Magazine article The CPA Journal

Dickman Expanded to Cover Failure to Exercise Right of First Refusal

Magazine article The CPA Journal

Dickman Expanded to Cover Failure to Exercise Right of First Refusal

Article excerpt

The IRS keeps trying to expand the scope of the Dickman decision (465 U.S. 330, 1984) in which the Supreme Court ruled that interest-free loans resulted in taxable gifts. Recently, it has ruled in PLR 9117035 that a son made a gift to his father by failing to exercise a right of first refusal in a buy-sell 0 agreement.

The IRS considered the situation where father and son owned all of the stock of a corporation and were parties to a buy-sell agreement. The agreement set a current value and provided a right of first refusal at that value.

The father wished to sell some of his stock to an ESOP at $5,502 per share when the "current" value under the agreement was only $1,370 per share, and the son agreed not to exercise his right to purchase the stock at the current value.

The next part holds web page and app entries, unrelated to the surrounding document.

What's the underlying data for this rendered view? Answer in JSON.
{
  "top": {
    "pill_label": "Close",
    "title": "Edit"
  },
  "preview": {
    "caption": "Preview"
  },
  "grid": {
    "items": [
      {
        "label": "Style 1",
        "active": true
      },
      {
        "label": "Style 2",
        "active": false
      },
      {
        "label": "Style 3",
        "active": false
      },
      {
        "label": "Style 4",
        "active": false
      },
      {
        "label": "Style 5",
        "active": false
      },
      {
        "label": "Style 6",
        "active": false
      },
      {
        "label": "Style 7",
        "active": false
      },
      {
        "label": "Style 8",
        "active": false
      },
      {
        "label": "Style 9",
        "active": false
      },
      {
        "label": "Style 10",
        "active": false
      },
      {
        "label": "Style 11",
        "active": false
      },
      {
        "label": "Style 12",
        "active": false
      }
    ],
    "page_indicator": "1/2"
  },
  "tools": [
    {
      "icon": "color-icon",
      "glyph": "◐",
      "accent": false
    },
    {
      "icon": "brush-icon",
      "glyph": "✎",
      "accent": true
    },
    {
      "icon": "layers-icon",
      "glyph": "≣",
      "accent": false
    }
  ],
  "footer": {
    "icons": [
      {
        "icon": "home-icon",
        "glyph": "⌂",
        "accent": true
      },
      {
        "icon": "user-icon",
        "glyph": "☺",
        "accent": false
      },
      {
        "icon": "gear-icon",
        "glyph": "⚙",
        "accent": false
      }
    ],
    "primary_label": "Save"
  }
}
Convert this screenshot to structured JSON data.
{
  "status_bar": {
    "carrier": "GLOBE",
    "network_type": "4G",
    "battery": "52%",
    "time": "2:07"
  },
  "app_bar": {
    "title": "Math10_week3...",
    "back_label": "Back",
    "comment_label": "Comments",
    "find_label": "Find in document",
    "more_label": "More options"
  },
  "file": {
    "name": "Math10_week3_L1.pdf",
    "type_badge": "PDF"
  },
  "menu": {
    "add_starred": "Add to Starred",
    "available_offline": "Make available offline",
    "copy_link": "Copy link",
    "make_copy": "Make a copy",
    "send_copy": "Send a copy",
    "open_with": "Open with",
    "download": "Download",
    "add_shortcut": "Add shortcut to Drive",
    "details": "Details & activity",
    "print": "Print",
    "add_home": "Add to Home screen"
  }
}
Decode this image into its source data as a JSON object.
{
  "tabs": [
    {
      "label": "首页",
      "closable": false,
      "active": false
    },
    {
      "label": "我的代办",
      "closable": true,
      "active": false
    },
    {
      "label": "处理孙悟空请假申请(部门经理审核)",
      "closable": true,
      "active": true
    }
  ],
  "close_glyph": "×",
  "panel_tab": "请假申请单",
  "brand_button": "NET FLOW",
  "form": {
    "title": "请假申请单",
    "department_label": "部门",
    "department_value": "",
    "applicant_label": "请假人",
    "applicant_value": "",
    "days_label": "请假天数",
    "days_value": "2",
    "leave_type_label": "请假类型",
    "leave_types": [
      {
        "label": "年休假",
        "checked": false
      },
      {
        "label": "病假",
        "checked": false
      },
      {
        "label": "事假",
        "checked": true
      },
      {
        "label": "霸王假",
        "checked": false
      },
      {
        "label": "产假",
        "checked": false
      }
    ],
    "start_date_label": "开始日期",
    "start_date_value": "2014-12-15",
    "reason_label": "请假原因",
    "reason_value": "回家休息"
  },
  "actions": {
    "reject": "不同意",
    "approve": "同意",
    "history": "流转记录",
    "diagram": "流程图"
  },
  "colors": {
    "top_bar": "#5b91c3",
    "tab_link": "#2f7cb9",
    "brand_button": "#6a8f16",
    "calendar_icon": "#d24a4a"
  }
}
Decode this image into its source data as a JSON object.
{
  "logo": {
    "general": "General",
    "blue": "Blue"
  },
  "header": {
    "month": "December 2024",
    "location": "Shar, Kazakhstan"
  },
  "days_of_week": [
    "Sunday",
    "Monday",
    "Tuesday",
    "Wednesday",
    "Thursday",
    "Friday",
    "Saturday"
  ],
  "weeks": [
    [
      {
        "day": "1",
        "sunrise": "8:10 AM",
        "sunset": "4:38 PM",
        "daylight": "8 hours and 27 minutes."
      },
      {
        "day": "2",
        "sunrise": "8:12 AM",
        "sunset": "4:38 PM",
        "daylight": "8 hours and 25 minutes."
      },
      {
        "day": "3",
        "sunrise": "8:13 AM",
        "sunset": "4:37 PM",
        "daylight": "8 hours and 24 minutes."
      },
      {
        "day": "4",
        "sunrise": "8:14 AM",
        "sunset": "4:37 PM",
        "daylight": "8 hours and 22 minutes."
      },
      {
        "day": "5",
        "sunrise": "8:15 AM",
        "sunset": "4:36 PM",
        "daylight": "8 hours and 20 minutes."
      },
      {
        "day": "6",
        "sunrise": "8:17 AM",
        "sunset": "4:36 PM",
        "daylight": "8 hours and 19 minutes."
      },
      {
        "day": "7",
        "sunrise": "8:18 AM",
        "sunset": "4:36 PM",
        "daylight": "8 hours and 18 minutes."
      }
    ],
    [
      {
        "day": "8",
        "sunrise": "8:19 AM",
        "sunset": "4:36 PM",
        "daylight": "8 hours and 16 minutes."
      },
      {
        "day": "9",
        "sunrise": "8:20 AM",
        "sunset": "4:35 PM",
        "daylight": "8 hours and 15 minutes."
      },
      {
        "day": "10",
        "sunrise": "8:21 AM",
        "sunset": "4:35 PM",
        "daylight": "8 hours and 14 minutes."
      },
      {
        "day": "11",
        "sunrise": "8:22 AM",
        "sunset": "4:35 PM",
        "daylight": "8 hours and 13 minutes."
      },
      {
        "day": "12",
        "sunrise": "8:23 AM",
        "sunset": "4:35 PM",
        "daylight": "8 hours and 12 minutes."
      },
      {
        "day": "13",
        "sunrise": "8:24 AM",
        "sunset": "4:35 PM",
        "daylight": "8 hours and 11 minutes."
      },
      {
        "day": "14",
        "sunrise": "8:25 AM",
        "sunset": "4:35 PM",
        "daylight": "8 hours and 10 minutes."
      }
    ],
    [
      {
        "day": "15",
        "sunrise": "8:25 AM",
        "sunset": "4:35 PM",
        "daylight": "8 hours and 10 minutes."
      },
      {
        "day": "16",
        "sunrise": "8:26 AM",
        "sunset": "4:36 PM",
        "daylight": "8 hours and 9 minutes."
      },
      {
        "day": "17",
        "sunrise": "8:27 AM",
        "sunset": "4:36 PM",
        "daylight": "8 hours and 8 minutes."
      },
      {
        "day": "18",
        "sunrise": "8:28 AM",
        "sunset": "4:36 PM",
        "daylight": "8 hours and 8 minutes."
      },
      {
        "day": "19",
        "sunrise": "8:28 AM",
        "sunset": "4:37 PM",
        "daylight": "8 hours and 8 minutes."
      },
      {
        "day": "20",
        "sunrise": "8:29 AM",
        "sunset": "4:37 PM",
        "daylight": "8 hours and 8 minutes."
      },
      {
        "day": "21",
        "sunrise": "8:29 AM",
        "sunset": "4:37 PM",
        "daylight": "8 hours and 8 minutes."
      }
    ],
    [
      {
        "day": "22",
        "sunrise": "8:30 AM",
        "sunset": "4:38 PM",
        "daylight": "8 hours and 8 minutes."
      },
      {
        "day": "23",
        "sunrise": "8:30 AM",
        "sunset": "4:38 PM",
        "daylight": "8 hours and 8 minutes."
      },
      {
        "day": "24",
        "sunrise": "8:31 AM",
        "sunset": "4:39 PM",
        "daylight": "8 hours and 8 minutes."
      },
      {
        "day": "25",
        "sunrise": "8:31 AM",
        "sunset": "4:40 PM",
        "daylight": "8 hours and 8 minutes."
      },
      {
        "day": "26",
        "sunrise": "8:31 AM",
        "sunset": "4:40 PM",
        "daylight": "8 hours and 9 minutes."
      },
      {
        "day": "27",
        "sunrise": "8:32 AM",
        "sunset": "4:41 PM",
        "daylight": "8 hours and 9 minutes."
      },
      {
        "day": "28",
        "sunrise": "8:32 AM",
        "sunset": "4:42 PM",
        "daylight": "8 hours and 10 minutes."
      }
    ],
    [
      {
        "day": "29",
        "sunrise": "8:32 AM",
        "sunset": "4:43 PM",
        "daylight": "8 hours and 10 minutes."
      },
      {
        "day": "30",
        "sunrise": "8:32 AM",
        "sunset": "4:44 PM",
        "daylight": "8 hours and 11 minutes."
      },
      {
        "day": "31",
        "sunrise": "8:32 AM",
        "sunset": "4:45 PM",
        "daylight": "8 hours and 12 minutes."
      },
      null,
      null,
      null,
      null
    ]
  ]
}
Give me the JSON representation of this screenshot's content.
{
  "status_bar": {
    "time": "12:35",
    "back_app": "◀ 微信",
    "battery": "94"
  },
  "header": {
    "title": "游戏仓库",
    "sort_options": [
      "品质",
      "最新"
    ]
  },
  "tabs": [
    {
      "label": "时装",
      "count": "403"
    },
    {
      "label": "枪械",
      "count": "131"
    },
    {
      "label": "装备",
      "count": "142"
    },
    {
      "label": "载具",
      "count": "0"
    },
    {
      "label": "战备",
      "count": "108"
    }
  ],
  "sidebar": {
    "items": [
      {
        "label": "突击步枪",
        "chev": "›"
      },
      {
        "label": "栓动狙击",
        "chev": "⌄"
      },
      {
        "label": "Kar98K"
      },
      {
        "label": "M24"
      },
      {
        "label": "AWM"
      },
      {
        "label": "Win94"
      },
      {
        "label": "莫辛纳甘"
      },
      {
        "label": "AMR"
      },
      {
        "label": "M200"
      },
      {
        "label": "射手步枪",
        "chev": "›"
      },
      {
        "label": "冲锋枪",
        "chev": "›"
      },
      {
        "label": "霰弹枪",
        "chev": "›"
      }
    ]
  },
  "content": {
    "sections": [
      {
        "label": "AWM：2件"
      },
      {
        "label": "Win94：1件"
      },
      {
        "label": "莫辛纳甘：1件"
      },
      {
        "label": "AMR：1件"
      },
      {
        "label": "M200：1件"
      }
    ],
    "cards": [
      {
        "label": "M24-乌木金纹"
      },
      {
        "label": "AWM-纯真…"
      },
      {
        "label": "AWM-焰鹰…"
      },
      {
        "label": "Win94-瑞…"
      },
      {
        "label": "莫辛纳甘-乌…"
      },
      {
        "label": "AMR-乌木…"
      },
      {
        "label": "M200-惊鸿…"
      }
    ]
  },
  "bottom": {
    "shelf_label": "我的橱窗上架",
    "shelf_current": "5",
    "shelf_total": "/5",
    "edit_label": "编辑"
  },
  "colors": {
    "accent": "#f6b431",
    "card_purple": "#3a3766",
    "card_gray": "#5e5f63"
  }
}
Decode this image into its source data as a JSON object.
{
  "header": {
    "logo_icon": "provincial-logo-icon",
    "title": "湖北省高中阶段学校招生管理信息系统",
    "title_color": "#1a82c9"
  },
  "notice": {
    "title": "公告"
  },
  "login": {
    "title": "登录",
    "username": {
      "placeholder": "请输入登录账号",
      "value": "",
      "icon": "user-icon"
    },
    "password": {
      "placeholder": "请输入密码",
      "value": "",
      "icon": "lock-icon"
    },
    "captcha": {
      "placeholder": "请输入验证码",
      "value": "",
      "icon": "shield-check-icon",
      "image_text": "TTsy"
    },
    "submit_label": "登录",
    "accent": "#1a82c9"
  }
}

Citing Dickman, the IRS ruled that this transaction would constitute a gift because the son had an absolute right to acquire stock apparently worth $594,268. …

Search by... Author
Show... All Results Primary Sources Peer-reviewed

Oops!

An unknown error has occurred. Please click the button below to reload the page. If the problem persists, please try again in a little while.